weekend shooting of former Rwandan army chief of staff Lt. Gen. Faustin Kayumba Nyamwasa. However, Police spokesman Brig. Govindsamy Mariemuthoo refused to give the nationalities of the suspects. “We are still busy with the investigations.” he said, adding that more arrests were likely.
No details were given of where and when they were arrested, the circumstances leading to the arrest or where they were being held. But reports indicate that one of the arrested is a former Rwandan national known to Nyamwasa, although some reports claimed that all the suspects were Rwandan, one of them a former soldier.
Nyamwasa was hospitalised on Saturday after being shot in the stomach outside his Johannesburg home in what his wife, Rosette, said was an assassination attempt. Mariemuthoo said the six would be charged with attempted murder but declined to give details, saying the investigations had reached a “sensitive stage”. Sources close to Nyamwasa told the media on Sunday that he was recovering and should be able to leave hospital in a few days.

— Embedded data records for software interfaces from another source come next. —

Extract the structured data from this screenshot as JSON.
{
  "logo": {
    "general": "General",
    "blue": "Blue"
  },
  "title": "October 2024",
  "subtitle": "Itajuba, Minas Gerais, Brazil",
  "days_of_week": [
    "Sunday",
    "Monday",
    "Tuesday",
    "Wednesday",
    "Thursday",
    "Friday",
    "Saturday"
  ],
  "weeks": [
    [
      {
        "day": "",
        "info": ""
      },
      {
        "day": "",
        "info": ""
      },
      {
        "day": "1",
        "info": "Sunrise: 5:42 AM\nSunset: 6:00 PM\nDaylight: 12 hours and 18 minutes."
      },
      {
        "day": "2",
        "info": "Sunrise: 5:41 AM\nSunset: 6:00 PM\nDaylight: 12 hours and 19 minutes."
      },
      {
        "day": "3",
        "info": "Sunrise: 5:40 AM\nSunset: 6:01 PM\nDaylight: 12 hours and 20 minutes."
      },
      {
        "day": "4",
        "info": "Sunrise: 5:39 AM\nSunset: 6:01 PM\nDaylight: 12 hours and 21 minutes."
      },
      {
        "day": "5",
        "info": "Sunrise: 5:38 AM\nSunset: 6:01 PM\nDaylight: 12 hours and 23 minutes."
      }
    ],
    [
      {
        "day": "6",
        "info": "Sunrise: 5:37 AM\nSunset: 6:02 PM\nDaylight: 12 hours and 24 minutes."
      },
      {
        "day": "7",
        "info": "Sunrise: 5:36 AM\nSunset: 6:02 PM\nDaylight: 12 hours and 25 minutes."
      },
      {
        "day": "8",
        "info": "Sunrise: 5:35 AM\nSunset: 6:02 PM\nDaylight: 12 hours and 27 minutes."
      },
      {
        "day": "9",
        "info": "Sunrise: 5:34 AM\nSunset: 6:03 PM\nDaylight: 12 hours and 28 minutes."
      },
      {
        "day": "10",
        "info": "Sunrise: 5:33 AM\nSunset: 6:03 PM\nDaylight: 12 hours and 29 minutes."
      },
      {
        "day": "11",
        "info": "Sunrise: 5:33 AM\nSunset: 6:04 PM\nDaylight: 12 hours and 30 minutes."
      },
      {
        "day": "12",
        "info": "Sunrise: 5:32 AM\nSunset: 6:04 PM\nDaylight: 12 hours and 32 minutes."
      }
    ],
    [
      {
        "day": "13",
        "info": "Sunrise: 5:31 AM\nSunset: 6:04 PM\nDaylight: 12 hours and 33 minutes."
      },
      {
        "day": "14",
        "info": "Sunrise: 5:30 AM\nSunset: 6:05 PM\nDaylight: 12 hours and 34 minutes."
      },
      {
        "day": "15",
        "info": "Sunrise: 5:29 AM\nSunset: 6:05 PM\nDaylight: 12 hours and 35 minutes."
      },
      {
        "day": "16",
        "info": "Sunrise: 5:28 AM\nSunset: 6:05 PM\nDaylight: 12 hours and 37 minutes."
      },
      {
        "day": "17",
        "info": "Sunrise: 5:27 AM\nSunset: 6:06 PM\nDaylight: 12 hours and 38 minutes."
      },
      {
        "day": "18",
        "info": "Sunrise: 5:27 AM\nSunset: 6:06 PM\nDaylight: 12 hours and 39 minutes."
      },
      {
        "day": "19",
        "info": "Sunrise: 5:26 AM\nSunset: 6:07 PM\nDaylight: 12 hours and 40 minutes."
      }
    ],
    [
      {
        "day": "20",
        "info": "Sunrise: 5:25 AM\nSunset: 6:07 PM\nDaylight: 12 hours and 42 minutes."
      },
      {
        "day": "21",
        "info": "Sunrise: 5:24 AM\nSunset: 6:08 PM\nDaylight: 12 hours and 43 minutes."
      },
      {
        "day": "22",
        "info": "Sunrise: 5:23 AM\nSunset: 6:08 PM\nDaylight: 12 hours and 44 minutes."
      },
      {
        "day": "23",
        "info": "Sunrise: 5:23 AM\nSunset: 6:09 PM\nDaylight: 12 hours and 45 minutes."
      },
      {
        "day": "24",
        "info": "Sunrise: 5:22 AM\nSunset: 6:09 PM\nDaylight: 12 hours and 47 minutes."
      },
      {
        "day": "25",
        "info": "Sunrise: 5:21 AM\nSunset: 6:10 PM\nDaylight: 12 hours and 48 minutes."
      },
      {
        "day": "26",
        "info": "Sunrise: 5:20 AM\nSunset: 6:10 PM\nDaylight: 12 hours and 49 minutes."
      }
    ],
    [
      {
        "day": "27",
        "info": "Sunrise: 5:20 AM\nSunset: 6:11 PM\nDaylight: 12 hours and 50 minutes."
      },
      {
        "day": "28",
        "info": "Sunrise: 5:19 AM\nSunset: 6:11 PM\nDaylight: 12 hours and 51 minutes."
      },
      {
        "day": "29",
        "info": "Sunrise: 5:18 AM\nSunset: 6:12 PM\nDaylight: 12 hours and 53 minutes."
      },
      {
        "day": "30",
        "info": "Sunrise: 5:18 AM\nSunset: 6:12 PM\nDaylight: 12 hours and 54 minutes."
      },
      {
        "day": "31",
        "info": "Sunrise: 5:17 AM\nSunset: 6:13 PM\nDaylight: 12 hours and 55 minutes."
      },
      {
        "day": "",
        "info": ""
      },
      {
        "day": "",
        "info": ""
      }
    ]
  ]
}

Once a close confidante of Rwandan President Paul Kagame, Nyamwasa fled Kigali in February. He has since accused the president of corruption, charges which Kagame denies. Rwanda’s government linked Nyamwasa to grenade attacks in Kigali earlier this year and has previously tried to secure his extradition. Nyamwasa has denied the allegations.

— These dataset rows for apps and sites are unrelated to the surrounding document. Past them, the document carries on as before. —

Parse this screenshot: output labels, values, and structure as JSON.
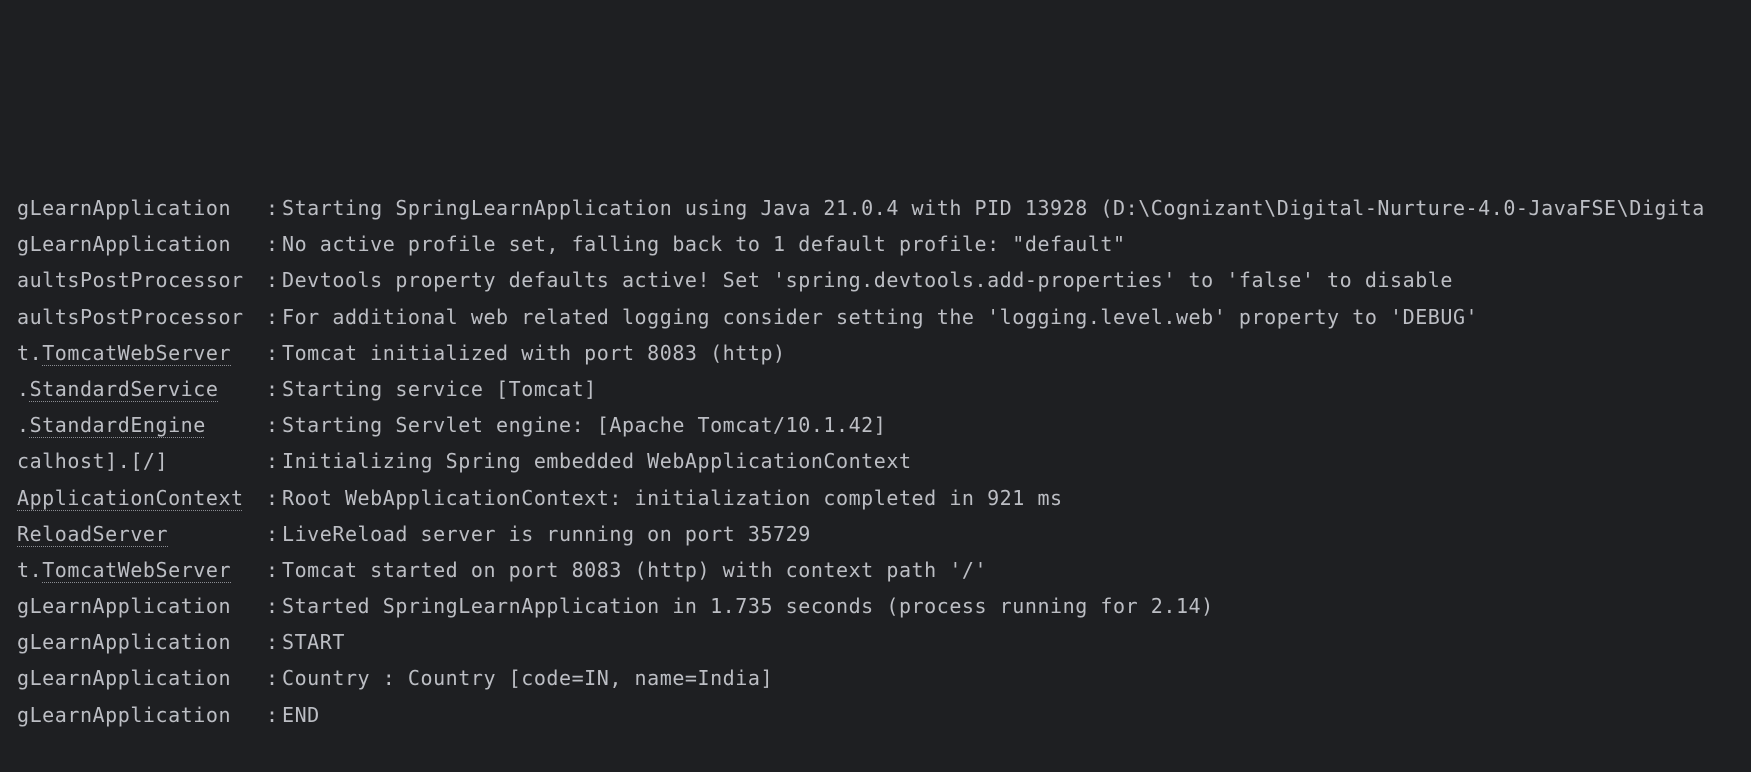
{
  "colors": {
    "background": "#1e1f22",
    "text": "#bcbec4",
    "link_underline": "#8a8c92"
  },
  "console": {
    "separator": ":",
    "lines": [
      {
        "logger_prefix": "gLearnApplication",
        "logger_link": "",
        "message": "Starting SpringLearnApplication using Java 21.0.4 with PID 13928 (D:\\Cognizant\\Digital-Nurture-4.0-JavaFSE\\Digita"
      },
      {
        "logger_prefix": "gLearnApplication",
        "logger_link": "",
        "message": "No active profile set, falling back to 1 default profile: \"default\""
      },
      {
        "logger_prefix": "aultsPostProcessor",
        "logger_link": "",
        "message": "Devtools property defaults active! Set 'spring.devtools.add-properties' to 'false' to disable"
      },
      {
        "logger_prefix": "aultsPostProcessor",
        "logger_link": "",
        "message": "For additional web related logging consider setting the 'logging.level.web' property to 'DEBUG'"
      },
      {
        "logger_prefix": "t.",
        "logger_link": "TomcatWebServer",
        "message": "Tomcat initialized with port 8083 (http)"
      },
      {
        "logger_prefix": ".",
        "logger_link": "StandardService",
        "message": "Starting service [Tomcat]"
      },
      {
        "logger_prefix": ".",
        "logger_link": "StandardEngine",
        "message": "Starting Servlet engine: [Apache Tomcat/10.1.42]"
      },
      {
        "logger_prefix": "calhost].[/]",
        "logger_link": "",
        "message": "Initializing Spring embedded WebApplicationContext"
      },
      {
        "logger_prefix": "",
        "logger_link": "ApplicationContext",
        "message": "Root WebApplicationContext: initialization completed in 921 ms"
      },
      {
        "logger_prefix": "",
        "logger_link": "ReloadServer",
        "message": "LiveReload server is running on port 35729"
      },
      {
        "logger_prefix": "t.",
        "logger_link": "TomcatWebServer",
        "message": "Tomcat started on port 8083 (http) with context path '/'"
      },
      {
        "logger_prefix": "gLearnApplication",
        "logger_link": "",
        "message": "Started SpringLearnApplication in 1.735 seconds (process running for 2.14)"
      },
      {
        "logger_prefix": "gLearnApplication",
        "logger_link": "",
        "message": "START"
      },
      {
        "logger_prefix": "gLearnApplication",
        "logger_link": "",
        "message": "Country : Country [code=IN, name=India]"
      },
      {
        "logger_prefix": "gLearnApplication",
        "logger_link": "",
        "message": "END"
      }
    ]
  }
}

There have been several defections from the military ahead of elections due in August. Nyamwasa fled to South Africa after falling out with Kagame. Later, he accused Kagame of using an anti-corruption campaign to frame opponents. Meanwhile, Rwanda has denied responsibility in the shooting. Foreign minister Louise Mushikiwabo said Kagame’s government “does not condone violence” and that she trusted South Africa would investigate the shooting thoroughly.
Kagame, who has been in power for 16 years, is viewed by many in the West as one of Africa’s more dynamic leaders, although critics have expressed fears that a string of recent happenings, including the Nyamwasa shooting, may dent his image.

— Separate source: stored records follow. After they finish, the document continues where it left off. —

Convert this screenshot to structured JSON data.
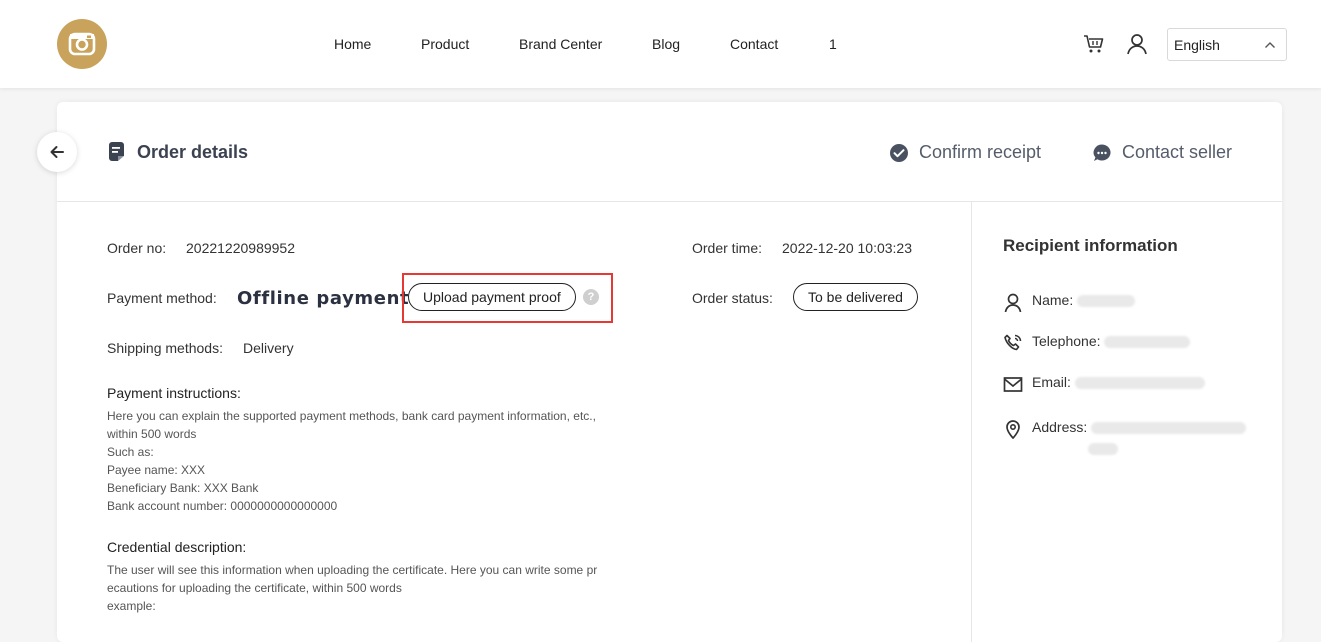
{
  "nav": {
    "items": [
      "Home",
      "Product",
      "Brand Center",
      "Blog",
      "Contact",
      "1"
    ],
    "language": "English"
  },
  "order": {
    "title": "Order details",
    "confirm_label": "Confirm receipt",
    "contact_label": "Contact seller",
    "order_no_label": "Order no:",
    "order_no": "20221220989952",
    "order_time_label": "Order time:",
    "order_time": "2022-12-20 10:03:23",
    "payment_method_label": "Payment method:",
    "payment_method": "Offline payment",
    "upload_label": "Upload payment proof",
    "help_icon": "?",
    "order_status_label": "Order status:",
    "order_status": "To be delivered",
    "shipping_label": "Shipping methods:",
    "shipping": "Delivery",
    "payment_instructions_title": "Payment instructions:",
    "payment_instructions": [
      "Here you can explain the supported payment methods, bank card payment information, etc.,",
      "within 500 words",
      "Such as:",
      "Payee name: XXX",
      "Beneficiary Bank: XXX Bank",
      "Bank account number: 0000000000000000"
    ],
    "credential_title": "Credential description:",
    "credential_lines": [
      "The user will see this information when uploading the certificate. Here you can write some pr",
      "ecautions for uploading the certificate, within 500 words",
      "example:"
    ]
  },
  "recipient": {
    "title": "Recipient information",
    "name_label": "Name:",
    "telephone_label": "Telephone:",
    "email_label": "Email:",
    "address_label": "Address:"
  },
  "colors": {
    "brand": "#c9a25b",
    "highlight": "#e53935"
  }
}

This is not the first time Rwanda has been accused of attempting to kill or killing a prominent Rwandan exile. Former Rwandan interior minister Seth Sendashonga was killed in May 1998 in Nairobi, Kenya.
His widow later testified that she believed Rwanda was behind her husband’s killing. She claimed he had been set to testify before the UN International Criminal Tribunal for Rwanda, which is trying the suspected masterminds of the genocide. A Kenyan judge acquitted the three suspects in Sendashonga’s killing, saying the prosecution failed to prove beyond reasonable doubt that they committed the crime. The judge added that the Rwandan government’s refusal to waive diplomatic immunity for some of its embassy officials suggested that there was a political motive behind the killing.